*** DATA Section Begins ***
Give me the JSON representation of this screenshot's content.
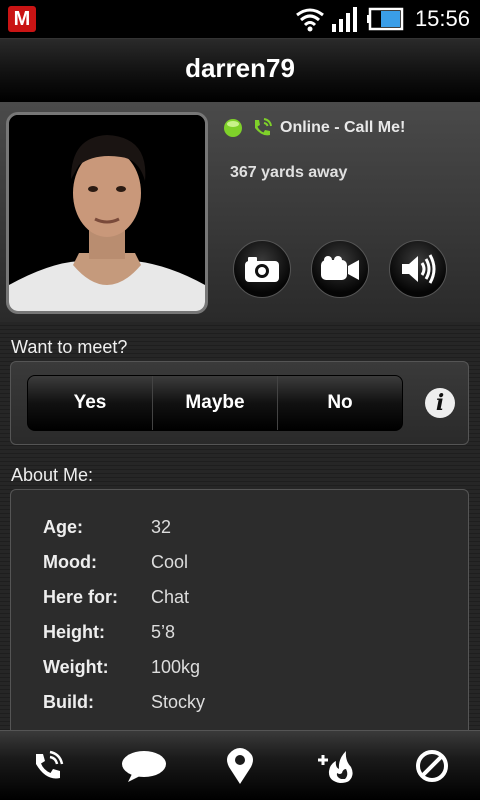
{
  "status_bar": {
    "app_icon_letter": "M",
    "time": "15:56",
    "icons": [
      "wifi-icon",
      "signal-icon",
      "battery-icon"
    ]
  },
  "header": {
    "title": "darren79"
  },
  "profile": {
    "status_text": "Online - Call Me!",
    "distance": "367 yards away",
    "status_icons": [
      "online-dot-icon",
      "phone-ringing-icon"
    ],
    "media_buttons": [
      "camera-icon",
      "video-camera-icon",
      "speaker-icon"
    ]
  },
  "meet": {
    "label": "Want to meet?",
    "options": [
      "Yes",
      "Maybe",
      "No"
    ],
    "info_glyph": "i"
  },
  "about": {
    "label": "About Me:",
    "rows": [
      {
        "key": "Age:",
        "value": "32"
      },
      {
        "key": "Mood:",
        "value": "Cool"
      },
      {
        "key": "Here for:",
        "value": "Chat"
      },
      {
        "key": "Height:",
        "value": "5’8"
      },
      {
        "key": "Weight:",
        "value": "100kg"
      },
      {
        "key": "Build:",
        "value": "Stocky"
      }
    ]
  },
  "bottom_nav": [
    "call-icon",
    "chat-bubble-icon",
    "location-pin-icon",
    "add-favorite-flame-icon",
    "block-icon"
  ],
  "colors": {
    "online_green": "#7fd12a",
    "accent_red": "#c91414"
  }
}
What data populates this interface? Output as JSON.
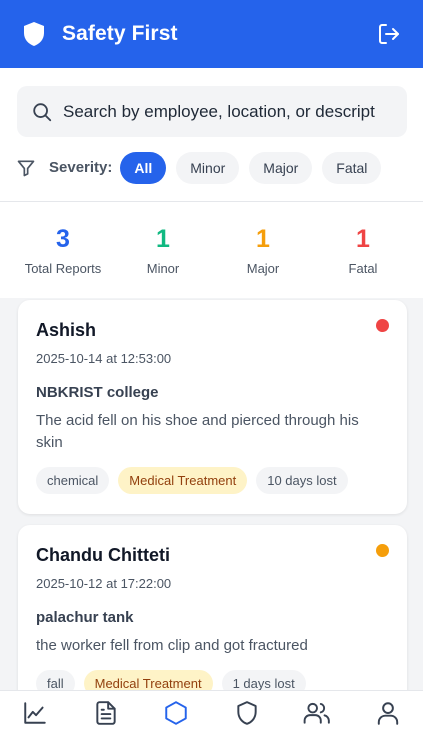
{
  "header": {
    "title": "Safety First"
  },
  "search": {
    "placeholder": "Search by employee, location, or descript"
  },
  "filters": {
    "label": "Severity:",
    "options": [
      "All",
      "Minor",
      "Major",
      "Fatal"
    ],
    "selected": "All"
  },
  "stats": [
    {
      "value": "3",
      "label": "Total Reports",
      "color": "#2563eb"
    },
    {
      "value": "1",
      "label": "Minor",
      "color": "#10b981"
    },
    {
      "value": "1",
      "label": "Major",
      "color": "#f59e0b"
    },
    {
      "value": "1",
      "label": "Fatal",
      "color": "#ef4444"
    }
  ],
  "reports": [
    {
      "employee": "Ashish",
      "datetime": "2025-10-14 at 12:53:00",
      "location": "NBKRIST college",
      "description": "The acid fell on his shoe and pierced through his skin",
      "severity_color": "#ef4444",
      "tags": [
        "chemical",
        "Medical Treatment",
        "10 days lost"
      ]
    },
    {
      "employee": "Chandu Chitteti",
      "datetime": "2025-10-12 at 17:22:00",
      "location": "palachur tank",
      "description": "the worker fell from clip and got fractured",
      "severity_color": "#f59e0b",
      "tags": [
        "fall",
        "Medical Treatment",
        "1 days lost"
      ]
    }
  ],
  "bottom_nav": {
    "items": [
      "analytics-icon",
      "reports-icon",
      "incidents-icon",
      "safety-icon",
      "team-icon",
      "profile-icon"
    ],
    "active": "incidents-icon"
  },
  "colors": {
    "primary": "#2563eb",
    "minor": "#10b981",
    "major": "#f59e0b",
    "fatal": "#ef4444"
  }
}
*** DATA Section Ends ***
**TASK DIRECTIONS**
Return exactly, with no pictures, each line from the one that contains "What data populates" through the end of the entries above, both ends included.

**EXERCISE OUTPUT**
What data populates this interface? Output as JSON.
{
  "header": {
    "title": "Safety First"
  },
  "search": {
    "placeholder": "Search by employee, location, or descript"
  },
  "filters": {
    "label": "Severity:",
    "options": [
      "All",
      "Minor",
      "Major",
      "Fatal"
    ],
    "selected": "All"
  },
  "stats": [
    {
      "value": "3",
      "label": "Total Reports",
      "color": "#2563eb"
    },
    {
      "value": "1",
      "label": "Minor",
      "color": "#10b981"
    },
    {
      "value": "1",
      "label": "Major",
      "color": "#f59e0b"
    },
    {
      "value": "1",
      "label": "Fatal",
      "color": "#ef4444"
    }
  ],
  "reports": [
    {
      "employee": "Ashish",
      "datetime": "2025-10-14 at 12:53:00",
      "location": "NBKRIST college",
      "description": "The acid fell on his shoe and pierced through his skin",
      "severity_color": "#ef4444",
      "tags": [
        "chemical",
        "Medical Treatment",
        "10 days lost"
      ]
    },
    {
      "employee": "Chandu Chitteti",
      "datetime": "2025-10-12 at 17:22:00",
      "location": "palachur tank",
      "description": "the worker fell from clip and got fractured",
      "severity_color": "#f59e0b",
      "tags": [
        "fall",
        "Medical Treatment",
        "1 days lost"
      ]
    }
  ],
  "bottom_nav": {
    "items": [
      "analytics-icon",
      "reports-icon",
      "incidents-icon",
      "safety-icon",
      "team-icon",
      "profile-icon"
    ],
    "active": "incidents-icon"
  },
  "colors": {
    "primary": "#2563eb",
    "minor": "#10b981",
    "major": "#f59e0b",
    "fatal": "#ef4444"
  }
}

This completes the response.